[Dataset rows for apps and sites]

□ □ □ □

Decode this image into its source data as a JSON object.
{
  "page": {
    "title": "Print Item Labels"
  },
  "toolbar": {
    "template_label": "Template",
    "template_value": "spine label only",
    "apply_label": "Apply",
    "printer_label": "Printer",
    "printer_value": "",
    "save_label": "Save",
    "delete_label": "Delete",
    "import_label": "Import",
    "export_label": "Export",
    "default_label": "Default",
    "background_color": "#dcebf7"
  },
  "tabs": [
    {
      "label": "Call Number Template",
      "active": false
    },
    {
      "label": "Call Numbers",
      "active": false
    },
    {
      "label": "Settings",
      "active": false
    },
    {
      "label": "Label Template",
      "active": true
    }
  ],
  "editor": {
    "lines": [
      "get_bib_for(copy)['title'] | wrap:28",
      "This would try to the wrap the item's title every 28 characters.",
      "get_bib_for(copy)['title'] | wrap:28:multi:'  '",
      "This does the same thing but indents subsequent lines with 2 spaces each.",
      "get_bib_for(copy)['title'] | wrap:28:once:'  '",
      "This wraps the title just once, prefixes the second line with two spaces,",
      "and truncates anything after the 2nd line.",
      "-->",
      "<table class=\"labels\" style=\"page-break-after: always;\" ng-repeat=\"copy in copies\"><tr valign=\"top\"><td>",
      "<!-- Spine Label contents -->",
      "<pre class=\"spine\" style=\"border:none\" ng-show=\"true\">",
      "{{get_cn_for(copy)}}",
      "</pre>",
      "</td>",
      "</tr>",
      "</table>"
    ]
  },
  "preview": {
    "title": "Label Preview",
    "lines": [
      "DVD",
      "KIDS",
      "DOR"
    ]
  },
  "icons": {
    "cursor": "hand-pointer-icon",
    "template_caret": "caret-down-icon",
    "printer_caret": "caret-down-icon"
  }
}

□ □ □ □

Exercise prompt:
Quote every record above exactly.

Solution below:
Decode this image into its source data as a JSON object.
{
  "page": {
    "title": "Print Item Labels"
  },
  "toolbar": {
    "template_label": "Template",
    "template_value": "spine label only",
    "apply_label": "Apply",
    "printer_label": "Printer",
    "printer_value": "",
    "save_label": "Save",
    "delete_label": "Delete",
    "import_label": "Import",
    "export_label": "Export",
    "default_label": "Default",
    "background_color": "#dcebf7"
  },
  "tabs": [
    {
      "label": "Call Number Template",
      "active": false
    },
    {
      "label": "Call Numbers",
      "active": false
    },
    {
      "label": "Settings",
      "active": false
    },
    {
      "label": "Label Template",
      "active": true
    }
  ],
  "editor": {
    "lines": [
      "get_bib_for(copy)['title'] | wrap:28",
      "This would try to the wrap the item's title every 28 characters.",
      "get_bib_for(copy)['title'] | wrap:28:multi:'  '",
      "This does the same thing but indents subsequent lines with 2 spaces each.",
      "get_bib_for(copy)['title'] | wrap:28:once:'  '",
      "This wraps the title just once, prefixes the second line with two spaces,",
      "and truncates anything after the 2nd line.",
      "-->",
      "<table class=\"labels\" style=\"page-break-after: always;\" ng-repeat=\"copy in copies\"><tr valign=\"top\"><td>",
      "<!-- Spine Label contents -->",
      "<pre class=\"spine\" style=\"border:none\" ng-show=\"true\">",
      "{{get_cn_for(copy)}}",
      "</pre>",
      "</td>",
      "</tr>",
      "</table>"
    ]
  },
  "preview": {
    "title": "Label Preview",
    "lines": [
      "DVD",
      "KIDS",
      "DOR"
    ]
  },
  "icons": {
    "cursor": "hand-pointer-icon",
    "template_caret": "caret-down-icon",
    "printer_caret": "caret-down-icon"
  }
}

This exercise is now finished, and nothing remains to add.